Saved entries:

· · ·

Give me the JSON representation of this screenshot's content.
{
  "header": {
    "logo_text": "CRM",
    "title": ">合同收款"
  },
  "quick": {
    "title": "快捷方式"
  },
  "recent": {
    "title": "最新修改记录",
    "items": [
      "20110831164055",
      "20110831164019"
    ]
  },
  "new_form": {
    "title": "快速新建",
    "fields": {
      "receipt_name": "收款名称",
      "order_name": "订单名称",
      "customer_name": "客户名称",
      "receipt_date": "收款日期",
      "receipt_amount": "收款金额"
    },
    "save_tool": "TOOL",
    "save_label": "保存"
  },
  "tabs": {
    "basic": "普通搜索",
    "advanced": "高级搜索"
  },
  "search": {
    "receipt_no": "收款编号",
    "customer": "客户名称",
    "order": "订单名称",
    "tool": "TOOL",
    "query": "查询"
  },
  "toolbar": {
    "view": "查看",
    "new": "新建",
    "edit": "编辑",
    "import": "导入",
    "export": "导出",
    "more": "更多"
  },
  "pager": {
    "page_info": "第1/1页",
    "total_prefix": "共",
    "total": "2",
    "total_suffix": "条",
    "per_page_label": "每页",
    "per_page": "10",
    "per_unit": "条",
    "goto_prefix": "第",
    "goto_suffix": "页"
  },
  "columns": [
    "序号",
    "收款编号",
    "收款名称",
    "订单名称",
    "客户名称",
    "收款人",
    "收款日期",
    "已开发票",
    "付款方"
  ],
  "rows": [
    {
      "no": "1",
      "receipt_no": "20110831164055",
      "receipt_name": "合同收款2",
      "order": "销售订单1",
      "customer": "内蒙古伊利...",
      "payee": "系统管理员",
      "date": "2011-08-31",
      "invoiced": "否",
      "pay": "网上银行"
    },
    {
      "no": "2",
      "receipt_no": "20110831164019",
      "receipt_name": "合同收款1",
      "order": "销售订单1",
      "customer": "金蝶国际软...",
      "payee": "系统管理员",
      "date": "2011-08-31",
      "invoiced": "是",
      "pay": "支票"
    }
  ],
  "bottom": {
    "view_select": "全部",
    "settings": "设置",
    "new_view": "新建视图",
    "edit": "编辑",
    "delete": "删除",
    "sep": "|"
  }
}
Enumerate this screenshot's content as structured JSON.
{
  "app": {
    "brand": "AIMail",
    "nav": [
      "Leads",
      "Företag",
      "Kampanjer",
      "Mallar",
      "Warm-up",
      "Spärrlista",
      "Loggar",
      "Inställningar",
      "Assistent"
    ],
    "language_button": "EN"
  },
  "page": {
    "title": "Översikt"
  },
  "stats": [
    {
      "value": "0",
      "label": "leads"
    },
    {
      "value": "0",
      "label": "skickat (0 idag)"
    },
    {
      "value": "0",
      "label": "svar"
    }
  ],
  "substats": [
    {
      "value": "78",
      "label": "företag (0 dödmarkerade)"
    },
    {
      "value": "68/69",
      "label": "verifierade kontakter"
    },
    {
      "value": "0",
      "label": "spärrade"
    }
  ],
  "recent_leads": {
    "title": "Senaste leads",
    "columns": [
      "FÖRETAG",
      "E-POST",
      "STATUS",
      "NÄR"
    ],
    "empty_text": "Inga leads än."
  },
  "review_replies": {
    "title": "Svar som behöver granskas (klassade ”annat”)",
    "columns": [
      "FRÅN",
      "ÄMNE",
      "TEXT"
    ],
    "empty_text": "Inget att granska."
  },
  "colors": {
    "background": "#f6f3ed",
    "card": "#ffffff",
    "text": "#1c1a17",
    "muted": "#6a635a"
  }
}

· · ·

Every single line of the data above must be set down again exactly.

Give me the JSON representation of this screenshot's content.
{
  "header": {
    "logo_text": "CRM",
    "title": ">合同收款"
  },
  "quick": {
    "title": "快捷方式"
  },
  "recent": {
    "title": "最新修改记录",
    "items": [
      "20110831164055",
      "20110831164019"
    ]
  },
  "new_form": {
    "title": "快速新建",
    "fields": {
      "receipt_name": "收款名称",
      "order_name": "订单名称",
      "customer_name": "客户名称",
      "receipt_date": "收款日期",
      "receipt_amount": "收款金额"
    },
    "save_tool": "TOOL",
    "save_label": "保存"
  },
  "tabs": {
    "basic": "普通搜索",
    "advanced": "高级搜索"
  },
  "search": {
    "receipt_no": "收款编号",
    "customer": "客户名称",
    "order": "订单名称",
    "tool": "TOOL",
    "query": "查询"
  },
  "toolbar": {
    "view": "查看",
    "new": "新建",
    "edit": "编辑",
    "import": "导入",
    "export": "导出",
    "more": "更多"
  },
  "pager": {
    "page_info": "第1/1页",
    "total_prefix": "共",
    "total": "2",
    "total_suffix": "条",
    "per_page_label": "每页",
    "per_page": "10",
    "per_unit": "条",
    "goto_prefix": "第",
    "goto_suffix": "页"
  },
  "columns": [
    "序号",
    "收款编号",
    "收款名称",
    "订单名称",
    "客户名称",
    "收款人",
    "收款日期",
    "已开发票",
    "付款方"
  ],
  "rows": [
    {
      "no": "1",
      "receipt_no": "20110831164055",
      "receipt_name": "合同收款2",
      "order": "销售订单1",
      "customer": "内蒙古伊利...",
      "payee": "系统管理员",
      "date": "2011-08-31",
      "invoiced": "否",
      "pay": "网上银行"
    },
    {
      "no": "2",
      "receipt_no": "20110831164019",
      "receipt_name": "合同收款1",
      "order": "销售订单1",
      "customer": "金蝶国际软...",
      "payee": "系统管理员",
      "date": "2011-08-31",
      "invoiced": "是",
      "pay": "支票"
    }
  ],
  "bottom": {
    "view_select": "全部",
    "settings": "设置",
    "new_view": "新建视图",
    "edit": "编辑",
    "delete": "删除",
    "sep": "|"
  }
}
Enumerate this screenshot's content as structured JSON.
{
  "app": {
    "brand": "AIMail",
    "nav": [
      "Leads",
      "Företag",
      "Kampanjer",
      "Mallar",
      "Warm-up",
      "Spärrlista",
      "Loggar",
      "Inställningar",
      "Assistent"
    ],
    "language_button": "EN"
  },
  "page": {
    "title": "Översikt"
  },
  "stats": [
    {
      "value": "0",
      "label": "leads"
    },
    {
      "value": "0",
      "label": "skickat (0 idag)"
    },
    {
      "value": "0",
      "label": "svar"
    }
  ],
  "substats": [
    {
      "value": "78",
      "label": "företag (0 dödmarkerade)"
    },
    {
      "value": "68/69",
      "label": "verifierade kontakter"
    },
    {
      "value": "0",
      "label": "spärrade"
    }
  ],
  "recent_leads": {
    "title": "Senaste leads",
    "columns": [
      "FÖRETAG",
      "E-POST",
      "STATUS",
      "NÄR"
    ],
    "empty_text": "Inga leads än."
  },
  "review_replies": {
    "title": "Svar som behöver granskas (klassade ”annat”)",
    "columns": [
      "FRÅN",
      "ÄMNE",
      "TEXT"
    ],
    "empty_text": "Inget att granska."
  },
  "colors": {
    "background": "#f6f3ed",
    "card": "#ffffff",
    "text": "#1c1a17",
    "muted": "#6a635a"
  }
}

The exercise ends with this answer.